Animal Database

Hi Homo sapien! Welcome to Animal Database! Anyway, did you know that you're 60% genetically similar to banana trees?


Animal Database
Animal Database
A Binturong
Scientific Classification
Kingdom Animalia
Phylum Chordata
Class Mammalia
Order Carnivora
Family Viverridae

Viverridae is a family from the Carnivora order. It is including almost 35 species.


Viverrids are found all over the Oriental Region and even beyond it across Wallace's line, all over Africa passing into southern Europe. Their occurrence in Madagascar and in Celebes, as well as some of the adjoining islands, shows them to be ancient inhabitants of the tropics of the Old World.


Viverrids have four or five toes to each foot and half retractile claws. There are six cutting teeth in each jaw and true grinders with two tubercular grinders behind in the upper jaw, and one in the lower jaw. The tongue is rough with sharp prickles. There is a pouch or gland beneath the anus, but no coecum. Viverrids are the most primitive of all the families of aeluroid carnivora and clearly less specialized than the Felidae.
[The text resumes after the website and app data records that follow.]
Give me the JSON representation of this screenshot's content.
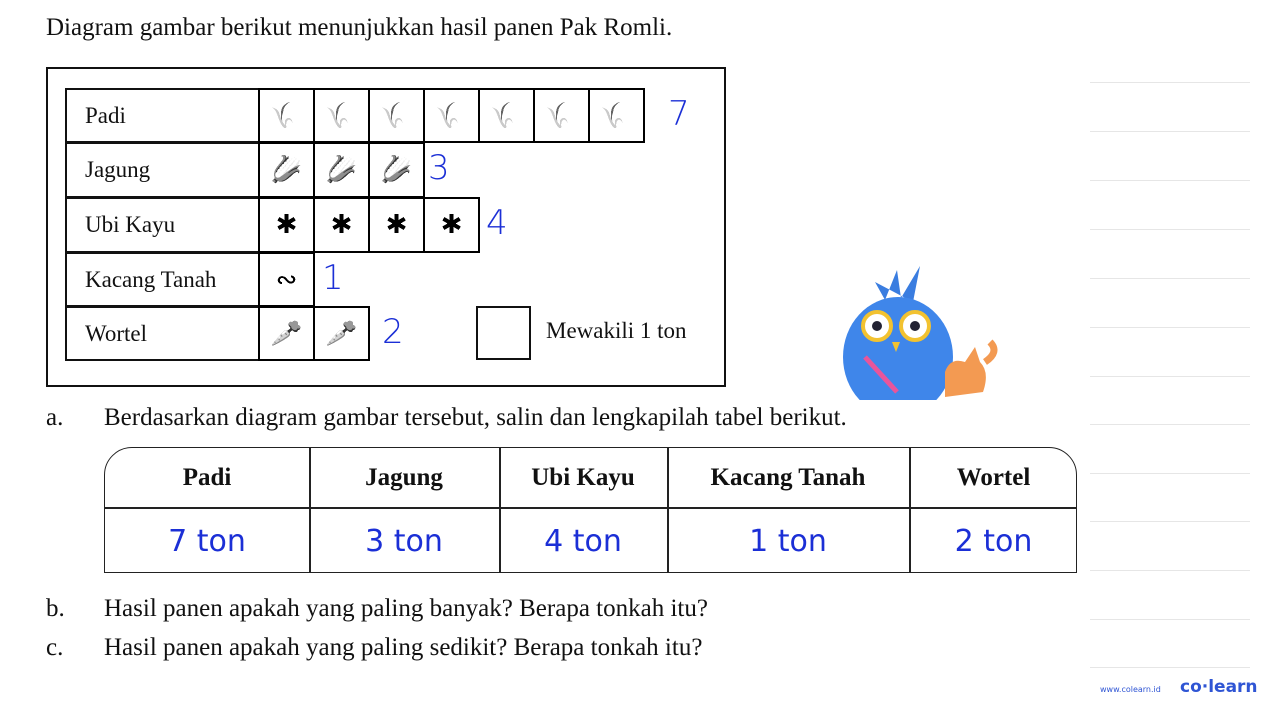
{
  "title": "Diagram gambar berikut menunjukkan hasil panen Pak Romli.",
  "pictogram": {
    "rows": [
      {
        "label": "Padi",
        "count": 7,
        "icon": "rice-icon",
        "glyph": "🌾",
        "answer": "7"
      },
      {
        "label": "Jagung",
        "count": 3,
        "icon": "corn-icon",
        "glyph": "🌽",
        "answer": "3"
      },
      {
        "label": "Ubi Kayu",
        "count": 4,
        "icon": "cassava-icon",
        "glyph": "✱",
        "answer": "4"
      },
      {
        "label": "Kacang Tanah",
        "count": 1,
        "icon": "peanut-icon",
        "glyph": "∾",
        "answer": "1"
      },
      {
        "label": "Wortel",
        "count": 2,
        "icon": "carrot-icon",
        "glyph": "🥕",
        "answer": "2"
      }
    ],
    "legend": "Mewakili 1 ton"
  },
  "question_a": {
    "letter": "a.",
    "text": "Berdasarkan diagram gambar tersebut, salin dan lengkapilah tabel berikut."
  },
  "table": {
    "headers": [
      "Padi",
      "Jagung",
      "Ubi Kayu",
      "Kacang Tanah",
      "Wortel"
    ],
    "values": [
      "7 ton",
      "3 ton",
      "4 ton",
      "1 ton",
      "2 ton"
    ]
  },
  "question_b": {
    "letter": "b.",
    "text": "Hasil panen apakah yang paling banyak? Berapa tonkah itu?"
  },
  "question_c": {
    "letter": "c.",
    "text": "Hasil panen apakah yang paling sedikit? Berapa tonkah itu?"
  },
  "brand": {
    "url": "www.colearn.id",
    "logo": "co·learn",
    "color": "#2f55d4"
  },
  "colors": {
    "handwriting": "#1b2fd6"
  }
}
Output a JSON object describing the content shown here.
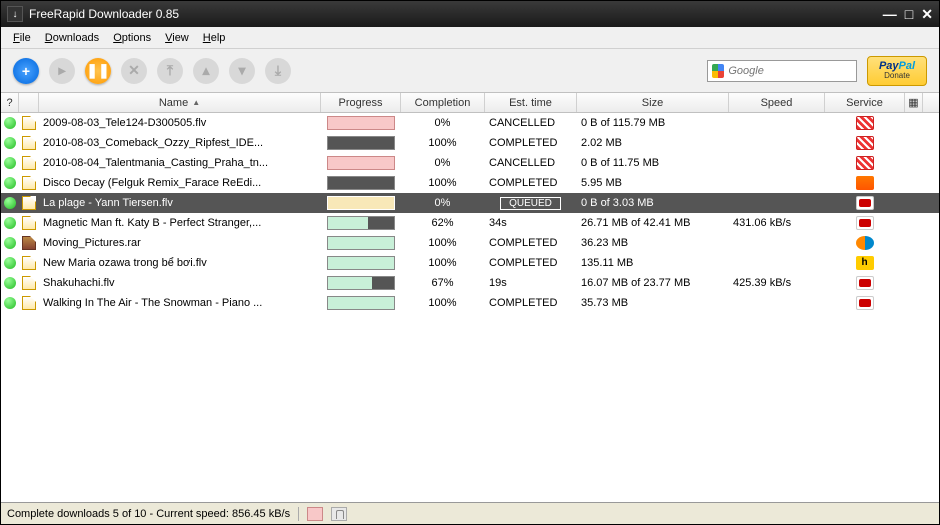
{
  "window": {
    "title": "FreeRapid Downloader 0.85"
  },
  "menu": {
    "file": "File",
    "downloads": "Downloads",
    "options": "Options",
    "view": "View",
    "help": "Help"
  },
  "search": {
    "placeholder": "Google"
  },
  "paypal": {
    "brand_a": "Pay",
    "brand_b": "Pal",
    "sub": "Donate"
  },
  "columns": {
    "q": "?",
    "name": "Name",
    "progress": "Progress",
    "completion": "Completion",
    "est": "Est. time",
    "size": "Size",
    "speed": "Speed",
    "service": "Service"
  },
  "rows": [
    {
      "name": "2009-08-03_Tele124-D300505.flv",
      "progress_type": "pink",
      "progress_pct": 0,
      "completion": "0%",
      "est": "CANCELLED",
      "size": "0 B of 115.79 MB",
      "speed": "",
      "svc": "red",
      "ico": "doc"
    },
    {
      "name": "2010-08-03_Comeback_Ozzy_Ripfest_IDE...",
      "progress_type": "dark",
      "progress_pct": 100,
      "completion": "100%",
      "est": "COMPLETED",
      "size": "2.02 MB",
      "speed": "",
      "svc": "red",
      "ico": "doc"
    },
    {
      "name": "2010-08-04_Talentmania_Casting_Praha_tn...",
      "progress_type": "pink",
      "progress_pct": 0,
      "completion": "0%",
      "est": "CANCELLED",
      "size": "0 B of 11.75 MB",
      "speed": "",
      "svc": "red",
      "ico": "doc"
    },
    {
      "name": "Disco Decay (Felguk Remix_Farace ReEdi...",
      "progress_type": "dark",
      "progress_pct": 100,
      "completion": "100%",
      "est": "COMPLETED",
      "size": "5.95 MB",
      "speed": "",
      "svc": "sc",
      "ico": "doc"
    },
    {
      "name": "La plage - Yann Tiersen.flv",
      "progress_type": "cream",
      "progress_pct": 0,
      "completion": "0%",
      "est": "QUEUED",
      "size": "0 B of 3.03 MB",
      "speed": "",
      "svc": "yt",
      "ico": "doc",
      "selected": true
    },
    {
      "name": "Magnetic Man ft. Katy B - Perfect Stranger,...",
      "progress_type": "fill",
      "progress_pct": 62,
      "completion": "62%",
      "est": "34s",
      "size": "26.71 MB of 42.41 MB",
      "speed": "431.06 kB/s",
      "svc": "yt",
      "ico": "doc"
    },
    {
      "name": "Moving_Pictures.rar",
      "progress_type": "fill",
      "progress_pct": 100,
      "completion": "100%",
      "est": "COMPLETED",
      "size": "36.23 MB",
      "speed": "",
      "svc": "swirl",
      "ico": "rar"
    },
    {
      "name": "New Maria ozawa trong bể bơi.flv",
      "progress_type": "fill",
      "progress_pct": 100,
      "completion": "100%",
      "est": "COMPLETED",
      "size": "135.11 MB",
      "speed": "",
      "svc": "h",
      "ico": "doc"
    },
    {
      "name": "Shakuhachi.flv",
      "progress_type": "fill",
      "progress_pct": 67,
      "completion": "67%",
      "est": "19s",
      "size": "16.07 MB of 23.77 MB",
      "speed": "425.39 kB/s",
      "svc": "yt",
      "ico": "doc"
    },
    {
      "name": "Walking In The Air - The Snowman - Piano ...",
      "progress_type": "fill",
      "progress_pct": 100,
      "completion": "100%",
      "est": "COMPLETED",
      "size": "35.73 MB",
      "speed": "",
      "svc": "yt",
      "ico": "doc"
    }
  ],
  "status": {
    "text": "Complete downloads 5 of 10 - Current speed: 856.45 kB/s"
  }
}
In external characters, they are distinguished from the Felidae by the hind foot being five-toed owing to the invariable presence of the first digit, by the retention of the interramal tuft of facial vibrissae, and typically by the longer muzzle and shorter limbs. The skull differs by the position of the post-palatine foramina on the maxilla, almost always well in advance of the maxillo-palatine suture, and usually about the level of the second premolar; by the distinct external division of the auditory bulla into its two elements either by a definite groove or, when rarely this is obliterated, by the depression of the tympanic bone in front of the swollen entotympanic. Viverrids range in size from the African linsang with a body length of 33 cm (13 in) and a weight of 650 g (1.4 lb), to the African civet at 84 cm (33 in) and 18 kg (40 lb); although very large binturongs, which can weigh up to 25 kg (55 lb), attain the greatest mass. Their skeletons are similar to those of fossils dating back to the Eocene, up to 50 million years ago. Most have a baculum.


Family Viverridae
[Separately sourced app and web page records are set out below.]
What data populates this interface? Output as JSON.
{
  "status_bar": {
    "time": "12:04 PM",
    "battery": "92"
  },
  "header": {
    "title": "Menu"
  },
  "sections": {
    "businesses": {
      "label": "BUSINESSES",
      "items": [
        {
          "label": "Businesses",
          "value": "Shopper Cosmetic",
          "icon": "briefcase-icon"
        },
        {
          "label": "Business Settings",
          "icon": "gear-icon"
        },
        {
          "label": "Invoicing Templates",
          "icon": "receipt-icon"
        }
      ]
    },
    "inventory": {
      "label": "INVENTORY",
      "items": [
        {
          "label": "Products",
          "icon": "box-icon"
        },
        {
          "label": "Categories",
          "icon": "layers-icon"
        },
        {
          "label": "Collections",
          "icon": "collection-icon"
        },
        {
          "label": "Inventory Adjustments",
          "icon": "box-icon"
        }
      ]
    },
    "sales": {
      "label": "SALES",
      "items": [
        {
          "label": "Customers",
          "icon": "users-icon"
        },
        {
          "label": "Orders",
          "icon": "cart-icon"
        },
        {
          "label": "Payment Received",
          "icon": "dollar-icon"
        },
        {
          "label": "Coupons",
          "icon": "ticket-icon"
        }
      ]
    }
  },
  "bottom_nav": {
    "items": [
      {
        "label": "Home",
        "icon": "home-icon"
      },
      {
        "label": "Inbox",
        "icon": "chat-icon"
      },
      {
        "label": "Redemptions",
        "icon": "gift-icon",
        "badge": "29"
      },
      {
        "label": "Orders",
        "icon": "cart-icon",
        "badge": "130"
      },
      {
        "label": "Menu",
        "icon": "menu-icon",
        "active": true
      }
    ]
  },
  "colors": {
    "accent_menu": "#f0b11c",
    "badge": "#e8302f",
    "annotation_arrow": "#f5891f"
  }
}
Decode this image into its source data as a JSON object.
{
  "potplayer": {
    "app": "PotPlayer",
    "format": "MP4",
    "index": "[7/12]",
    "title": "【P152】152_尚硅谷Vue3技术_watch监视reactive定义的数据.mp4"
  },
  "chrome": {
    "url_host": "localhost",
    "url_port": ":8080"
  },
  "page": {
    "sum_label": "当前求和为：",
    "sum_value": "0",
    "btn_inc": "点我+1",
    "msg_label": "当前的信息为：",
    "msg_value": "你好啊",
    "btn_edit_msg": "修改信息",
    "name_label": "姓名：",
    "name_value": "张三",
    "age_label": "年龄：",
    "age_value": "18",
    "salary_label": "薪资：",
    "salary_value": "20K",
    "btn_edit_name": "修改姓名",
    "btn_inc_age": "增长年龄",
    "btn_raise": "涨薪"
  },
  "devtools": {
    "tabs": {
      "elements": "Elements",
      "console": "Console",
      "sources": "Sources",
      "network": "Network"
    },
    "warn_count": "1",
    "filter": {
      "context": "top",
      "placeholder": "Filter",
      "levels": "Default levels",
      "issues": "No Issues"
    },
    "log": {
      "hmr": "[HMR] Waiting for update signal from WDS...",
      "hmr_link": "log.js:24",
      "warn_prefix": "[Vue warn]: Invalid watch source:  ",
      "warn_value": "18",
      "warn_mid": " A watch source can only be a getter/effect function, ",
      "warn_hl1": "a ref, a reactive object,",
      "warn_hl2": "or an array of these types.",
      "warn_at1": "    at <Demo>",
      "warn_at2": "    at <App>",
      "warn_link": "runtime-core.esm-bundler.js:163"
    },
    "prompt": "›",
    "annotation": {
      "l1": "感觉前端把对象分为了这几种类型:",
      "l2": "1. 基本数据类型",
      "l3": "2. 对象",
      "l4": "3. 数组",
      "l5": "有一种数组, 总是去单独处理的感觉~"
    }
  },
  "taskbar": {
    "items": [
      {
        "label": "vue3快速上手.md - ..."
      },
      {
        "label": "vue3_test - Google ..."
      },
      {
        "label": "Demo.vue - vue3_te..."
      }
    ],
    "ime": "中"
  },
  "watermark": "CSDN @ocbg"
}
Subfamily Hemigalinae Genus Chrotogale

Owston's Palm Civet, Chrotogale owstoni

Genus Cynogale

Otter Civet, Cynogale bennettii
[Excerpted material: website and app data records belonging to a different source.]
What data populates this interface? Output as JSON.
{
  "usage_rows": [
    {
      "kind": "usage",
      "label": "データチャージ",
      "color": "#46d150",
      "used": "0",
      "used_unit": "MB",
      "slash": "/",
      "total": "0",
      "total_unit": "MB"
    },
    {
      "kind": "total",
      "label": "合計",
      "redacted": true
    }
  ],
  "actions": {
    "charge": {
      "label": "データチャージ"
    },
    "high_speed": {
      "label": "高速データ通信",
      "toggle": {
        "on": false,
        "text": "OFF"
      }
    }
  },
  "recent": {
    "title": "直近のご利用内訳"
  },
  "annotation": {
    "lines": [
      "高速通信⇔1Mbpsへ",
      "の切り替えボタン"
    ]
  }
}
Genus Diplogale

Hose's Palm Civet, Diplogale hosei

Genus Hemigalus

Banded Palm Civet, Hemigalus derbyanus

Subfamily Paradoxurinae Genus Arctictis

Binturong, Arctictis binturong

Genus Arctogalidia

Small-toothed Palm Civet, Arctogalidia trivirgata

Genus Macrogalidia

Sulawesi Palm Civet, Macrogalidia musschenbroekii

Genus Paguma

Masked Palm Civet, Paguma larvata

Genus Paradoxurus

Asian Palm Civet, Paradoxurus hermaphroditus
Golden Palm Civet, Paradoxurus zeylonensis 
Golden Wet-zone Palm Civet, Paradoxurus aureus 
Sri Lankan Brown Palm Civet, Paradoxurus montanus 
Jerdon's Palm Civet, Paradoxurus jerdoni
Golden Dry-zone Palm Civet, Paradoxurus stenocephalus

Subfamily Prionodontinae Genus Prionodon

Banded Linsang, Prionodon linsang
Spotted Linsang, Prionodon pardicolor

Subfamily Viverrinae Genus Civettictis

African Civet, Civettictis civetta

Genus Genetta

Abyssinian Genet, Genetta abyssinica
Angolan Genet, Genetta angolensis
Bourlon's Genet, Genetta bourloni
Crested Servaline Genet, Genetta cristata
Common Genet, Genetta genetta
Johnston's Genet, Genetta johnstoni
Rusty-spotted Genet, Genetta maculata
Pardine Genet, Genetta pardina
Aquatic Genet, Genetta piscivora
King Genet, Genetta poensis
Servaline Genet, Genetta servalina
Haussa Genet, Genetta thierryi
Cape Genet, Genetta tigrina
Giant Forest Genet, Genetta victoriae

Genus Poiana

Leighton's Linsang, Poiana leightoni
African Linsang, Poiana richardsonii

Genus Viverra

Malabar Large-spotted Civet, Viverra civettina  
Large-spotted Civet, Viverra megaspila
Malayan Civet, Viverra tangalunga
Large Indian Civet, Viverra zibetha

Genus Viverricula

Small Indian Civet, Viverricula indica